Editor’s Note: At this point, it’s easier to just die sometimes and that sucks

Content warning: the following editor’s note contains mentions of suicide and self-harm, chronic illness and disability, and lack of affordable housing; please practice self-care. Reader discretion is advised. 

Denise has chosen to die.

It’s not her disability or her debilitating allergies. It’s not her age, she’s 31.

It’s not that life is not worth living, but how can one live in such indignity? It’s just that she cannot find affordable, adequate housing.

Why is it easier to die than to live a safe, dignified life? How dare this country call itself developed, first world?

When she heard her request for medical assistance in dying (MaiD) was approved, she was “relieved and elated”—the meaningless bureaucratic labyrinth that she strove to navigate was at an end. Why do people have to beg and plead with governments whose employees have little choice but to follow the convoluted laws and regulations that limit the people they purport to help?

We are so prosperous as a country, but we are morally immature, if not completely corrupt. It’s like giving a child a thousand dollars and asking him to create a budget. His priorities are not what’s best for the country, or even his family. If he learns that he can make more money, even at the cost of others, he will do it.

Children are self-centered but whereas it is acceptable for a child to not look beyond himself, an ambitious, stubborn, strong-headed adult with no empathy or concern for others is a menace to society.

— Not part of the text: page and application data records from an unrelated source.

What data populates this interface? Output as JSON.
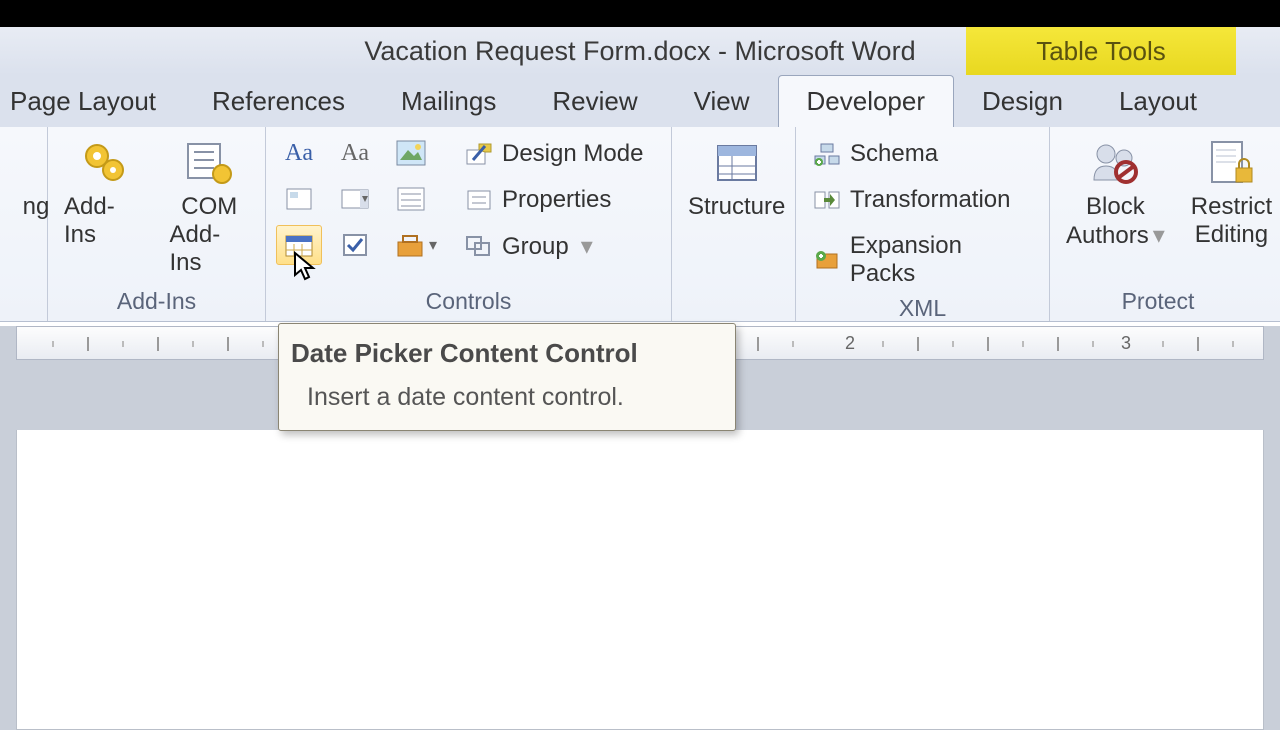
{
  "title": "Vacation Request Form.docx  -  Microsoft Word",
  "contextual_tab": "Table Tools",
  "tabs": [
    "Page Layout",
    "References",
    "Mailings",
    "Review",
    "View",
    "Developer",
    "Design",
    "Layout"
  ],
  "active_tab": 5,
  "groups": {
    "addins_frag": "ng",
    "addins": {
      "label": "Add-Ins",
      "btn1": "Add-Ins",
      "btn2_l1": "COM",
      "btn2_l2": "Add-Ins"
    },
    "controls": {
      "label": "Controls",
      "design_mode": "Design Mode",
      "properties": "Properties",
      "group": "Group"
    },
    "structure": {
      "label": "Structure"
    },
    "xml": {
      "label": "XML",
      "schema": "Schema",
      "transformation": "Transformation",
      "expansion": "Expansion Packs"
    },
    "protect": {
      "label": "Protect",
      "block_l1": "Block",
      "block_l2": "Authors",
      "restrict_l1": "Restrict",
      "restrict_l2": "Editing"
    }
  },
  "tooltip": {
    "title": "Date Picker Content Control",
    "body": "Insert a date content control."
  },
  "ruler": {
    "mark2": "2",
    "mark3": "3"
  }
}
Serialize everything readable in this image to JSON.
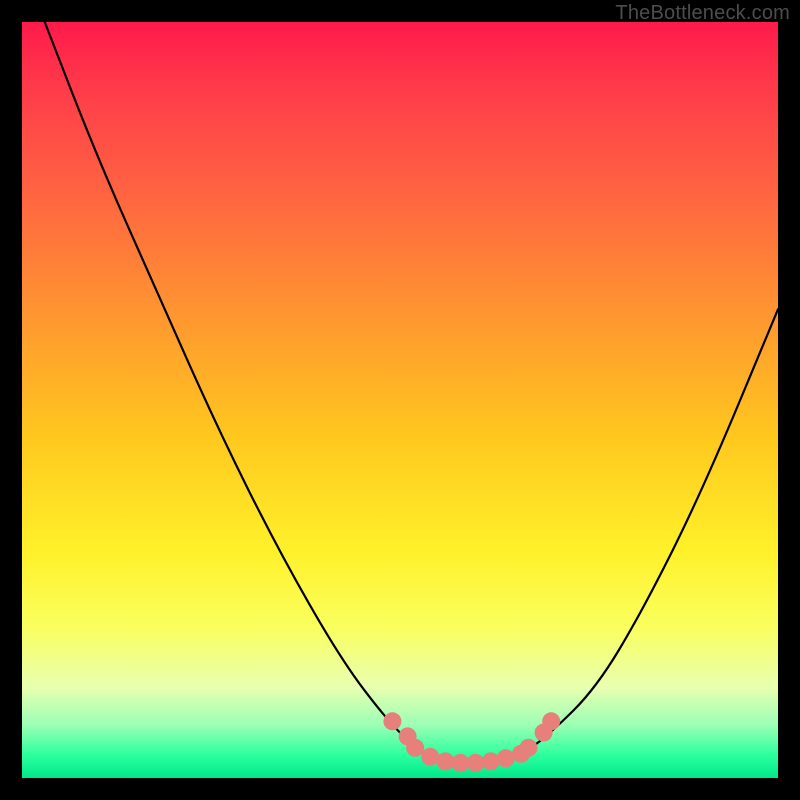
{
  "watermark": "TheBottleneck.com",
  "chart_data": {
    "type": "line",
    "title": "",
    "xlabel": "",
    "ylabel": "",
    "xlim": [
      0,
      100
    ],
    "ylim": [
      0,
      100
    ],
    "grid": false,
    "legend": false,
    "series": [
      {
        "name": "bottleneck-curve",
        "x": [
          3,
          10,
          18,
          26,
          34,
          42,
          48,
          52,
          55,
          58,
          62,
          66,
          70,
          76,
          82,
          90,
          100
        ],
        "y": [
          100,
          82,
          64,
          46,
          30,
          16,
          8,
          4,
          2,
          2,
          2,
          3,
          6,
          12,
          22,
          38,
          62
        ]
      }
    ],
    "markers": {
      "name": "highlight-dots",
      "color": "#e77f7a",
      "points": [
        {
          "x": 49,
          "y": 7.5
        },
        {
          "x": 51,
          "y": 5.5
        },
        {
          "x": 52,
          "y": 4.0
        },
        {
          "x": 54,
          "y": 2.8
        },
        {
          "x": 56,
          "y": 2.2
        },
        {
          "x": 58,
          "y": 2.0
        },
        {
          "x": 60,
          "y": 2.0
        },
        {
          "x": 62,
          "y": 2.2
        },
        {
          "x": 64,
          "y": 2.6
        },
        {
          "x": 66,
          "y": 3.2
        },
        {
          "x": 67,
          "y": 4.0
        },
        {
          "x": 69,
          "y": 6.0
        },
        {
          "x": 70,
          "y": 7.5
        }
      ]
    }
  }
}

A government and a society filled with adult children whose primary, and often only, concern is themselves and their immediate surroundings is a society that will cannibalize itself. I am not against MaiD. In fact, I am an advocate, However, we cannot allow it to become out way of avoiding societal responsibilities. Logical, socially acceptable, medically assisted suicide is not a replacement for social security measures.

Even if every person who needs disability benefits or affordable housing chooses MAiD, it will be on our collective and some people’s individual conscience.

Death is terrifying and inevitable, but life is also worth living. We don’t murder newborns because life is difficult, we don’t turn to suicide immediately when faced with a hardship. People are generally resilient. But when we lose hope, when we see no chance of life’s hardships alleviating despite begging for help, when death is no longer as terrifying as it is a promise of rest and relief from pain—then suicide is reasonable.

But we don’t want to get to that point.

Denise tried, she asked for help, she accessed the programs, she tried her best. I cannot condemn Denise for her decision or even rightfully say that she has other options. She doesn’t. Our society and our government haven’t created any that haven’t already failed her multiple times. I do not know if she will go through with her decision. I cannot say that she shouldn’t.

Why should I care? Why should I help people get free stuff? Why should I pay more for something and other people pay less? Why should I have to worry about others when I’m working hard and living honourably?

As long as we think like this, we cannot progress. Whose fault is this? Who can we blame?

It’s not the fault of people with disabilities or the average worker. It’s the fault of people who have power to do things but refuse to help others. It’s the fault of those who take and take—your work, your money, all the houses on the market—and refuse to give it back, who make basic necessities into “smart investments”.

Denise is dying and I’m not sure this world is worth living for.

Denise is dying and I don’t think she’s wrong.

Denise is dying and I can’t do anything to help.

I’m not sure I should.